START EXERCISE MATERIALS

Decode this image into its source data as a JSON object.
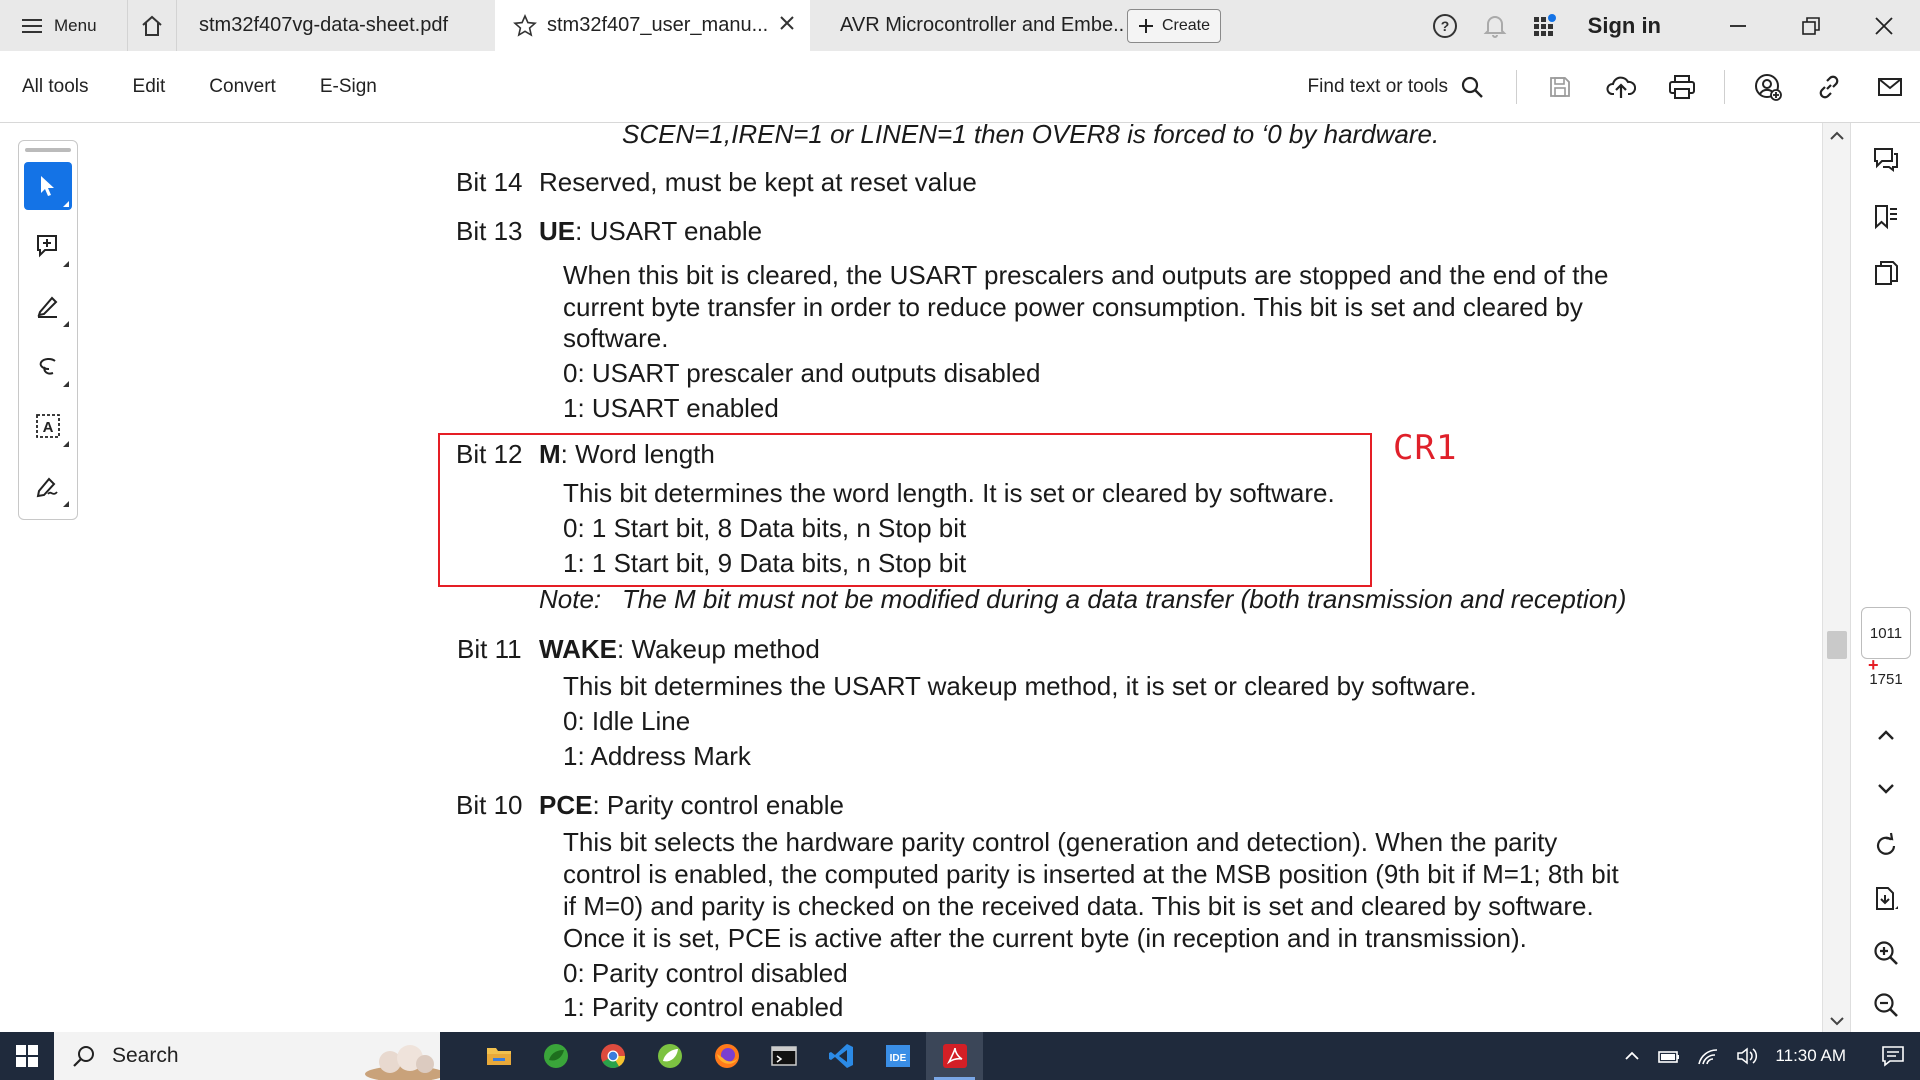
{
  "tabbar": {
    "menu_label": "Menu",
    "tabs": [
      {
        "label": "stm32f407vg-data-sheet.pdf"
      },
      {
        "label": "stm32f407_user_manu..."
      },
      {
        "label": "AVR Microcontroller and Embe..."
      }
    ],
    "create_label": "Create",
    "signin_label": "Sign in"
  },
  "toolbar": {
    "menu": [
      "All tools",
      "Edit",
      "Convert",
      "E-Sign"
    ],
    "find_label": "Find text or tools"
  },
  "document": {
    "lines": {
      "scen": "SCEN=1,IREN=1 or LINEN=1 then OVER8 is forced to ‘0 by hardware.",
      "bit14_num": "Bit 14",
      "bit14_text": "Reserved, must be kept at reset value",
      "bit13_num": "Bit 13",
      "bit13_name": "UE",
      "bit13_title": ": USART enable",
      "bit13_d1": "When this bit is cleared, the USART prescalers and outputs are stopped and the end of the",
      "bit13_d2": "current byte transfer in order to reduce power consumption. This bit is set and cleared by",
      "bit13_d3": "software.",
      "bit13_o0": "0: USART prescaler and outputs disabled",
      "bit13_o1": "1: USART enabled",
      "bit12_num": "Bit 12",
      "bit12_name": "M",
      "bit12_title": ": Word length",
      "bit12_d1": "This bit determines the word length. It is set or cleared by software.",
      "bit12_o0": "0: 1 Start bit, 8 Data bits, n Stop bit",
      "bit12_o1": "1: 1 Start bit, 9 Data bits, n Stop bit",
      "note_label": "Note:",
      "note_text": "The M bit must not be modified during a data transfer (both transmission and reception)",
      "bit11_num": "Bit 11",
      "bit11_name": "WAKE",
      "bit11_title": ": Wakeup method",
      "bit11_d1": "This bit determines the USART wakeup method, it is set or cleared by software.",
      "bit11_o0": "0: Idle Line",
      "bit11_o1": "1: Address Mark",
      "bit10_num": "Bit 10",
      "bit10_name": "PCE",
      "bit10_title": ": Parity control enable",
      "bit10_d1": "This bit selects the hardware parity control (generation and detection). When the parity",
      "bit10_d2": "control is enabled, the computed parity is inserted at the MSB position (9th bit if M=1; 8th bit",
      "bit10_d3": "if M=0) and parity is checked on the received data. This bit is set and cleared by software.",
      "bit10_d4": "Once it is set, PCE is active after the current byte (in reception and in transmission).",
      "bit10_o0": "0: Parity control disabled",
      "bit10_o1": "1: Parity control enabled"
    },
    "annotation": "CR1",
    "annotation_color": "#e51e25"
  },
  "pager": {
    "current": "1011",
    "total": "1751"
  },
  "taskbar": {
    "search_label": "Search",
    "time": "11:30 AM"
  },
  "icons": [
    "hamburger-icon",
    "home-icon",
    "star-icon",
    "close-icon",
    "plus-icon",
    "help-icon",
    "bell-icon",
    "apps-icon",
    "minimize-icon",
    "restore-icon",
    "search-icon",
    "save-icon",
    "upload-icon",
    "print-icon",
    "share-user-icon",
    "link-icon",
    "mail-icon",
    "cursor-icon",
    "comment-icon",
    "pen-icon",
    "lasso-icon",
    "text-select-icon",
    "signature-icon",
    "chat-icon",
    "bookmark-icon",
    "pages-icon",
    "chevron-up-icon",
    "chevron-down-icon",
    "rotate-icon",
    "export-page-icon",
    "zoom-in-icon",
    "zoom-out-icon",
    "windows-icon"
  ]
}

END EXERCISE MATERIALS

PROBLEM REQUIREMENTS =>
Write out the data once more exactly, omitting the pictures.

EXERCISE SOLUTION =>
Decode this image into its source data as a JSON object.
{
  "tabbar": {
    "menu_label": "Menu",
    "tabs": [
      {
        "label": "stm32f407vg-data-sheet.pdf"
      },
      {
        "label": "stm32f407_user_manu..."
      },
      {
        "label": "AVR Microcontroller and Embe..."
      }
    ],
    "create_label": "Create",
    "signin_label": "Sign in"
  },
  "toolbar": {
    "menu": [
      "All tools",
      "Edit",
      "Convert",
      "E-Sign"
    ],
    "find_label": "Find text or tools"
  },
  "document": {
    "lines": {
      "scen": "SCEN=1,IREN=1 or LINEN=1 then OVER8 is forced to ‘0 by hardware.",
      "bit14_num": "Bit 14",
      "bit14_text": "Reserved, must be kept at reset value",
      "bit13_num": "Bit 13",
      "bit13_name": "UE",
      "bit13_title": ": USART enable",
      "bit13_d1": "When this bit is cleared, the USART prescalers and outputs are stopped and the end of the",
      "bit13_d2": "current byte transfer in order to reduce power consumption. This bit is set and cleared by",
      "bit13_d3": "software.",
      "bit13_o0": "0: USART prescaler and outputs disabled",
      "bit13_o1": "1: USART enabled",
      "bit12_num": "Bit 12",
      "bit12_name": "M",
      "bit12_title": ": Word length",
      "bit12_d1": "This bit determines the word length. It is set or cleared by software.",
      "bit12_o0": "0: 1 Start bit, 8 Data bits, n Stop bit",
      "bit12_o1": "1: 1 Start bit, 9 Data bits, n Stop bit",
      "note_label": "Note:",
      "note_text": "The M bit must not be modified during a data transfer (both transmission and reception)",
      "bit11_num": "Bit 11",
      "bit11_name": "WAKE",
      "bit11_title": ": Wakeup method",
      "bit11_d1": "This bit determines the USART wakeup method, it is set or cleared by software.",
      "bit11_o0": "0: Idle Line",
      "bit11_o1": "1: Address Mark",
      "bit10_num": "Bit 10",
      "bit10_name": "PCE",
      "bit10_title": ": Parity control enable",
      "bit10_d1": "This bit selects the hardware parity control (generation and detection). When the parity",
      "bit10_d2": "control is enabled, the computed parity is inserted at the MSB position (9th bit if M=1; 8th bit",
      "bit10_d3": "if M=0) and parity is checked on the received data. This bit is set and cleared by software.",
      "bit10_d4": "Once it is set, PCE is active after the current byte (in reception and in transmission).",
      "bit10_o0": "0: Parity control disabled",
      "bit10_o1": "1: Parity control enabled"
    },
    "annotation": "CR1",
    "annotation_color": "#e51e25"
  },
  "pager": {
    "current": "1011",
    "total": "1751"
  },
  "taskbar": {
    "search_label": "Search",
    "time": "11:30 AM"
  },
  "icons": [
    "hamburger-icon",
    "home-icon",
    "star-icon",
    "close-icon",
    "plus-icon",
    "help-icon",
    "bell-icon",
    "apps-icon",
    "minimize-icon",
    "restore-icon",
    "search-icon",
    "save-icon",
    "upload-icon",
    "print-icon",
    "share-user-icon",
    "link-icon",
    "mail-icon",
    "cursor-icon",
    "comment-icon",
    "pen-icon",
    "lasso-icon",
    "text-select-icon",
    "signature-icon",
    "chat-icon",
    "bookmark-icon",
    "pages-icon",
    "chevron-up-icon",
    "chevron-down-icon",
    "rotate-icon",
    "export-page-icon",
    "zoom-in-icon",
    "zoom-out-icon",
    "windows-icon"
  ]
}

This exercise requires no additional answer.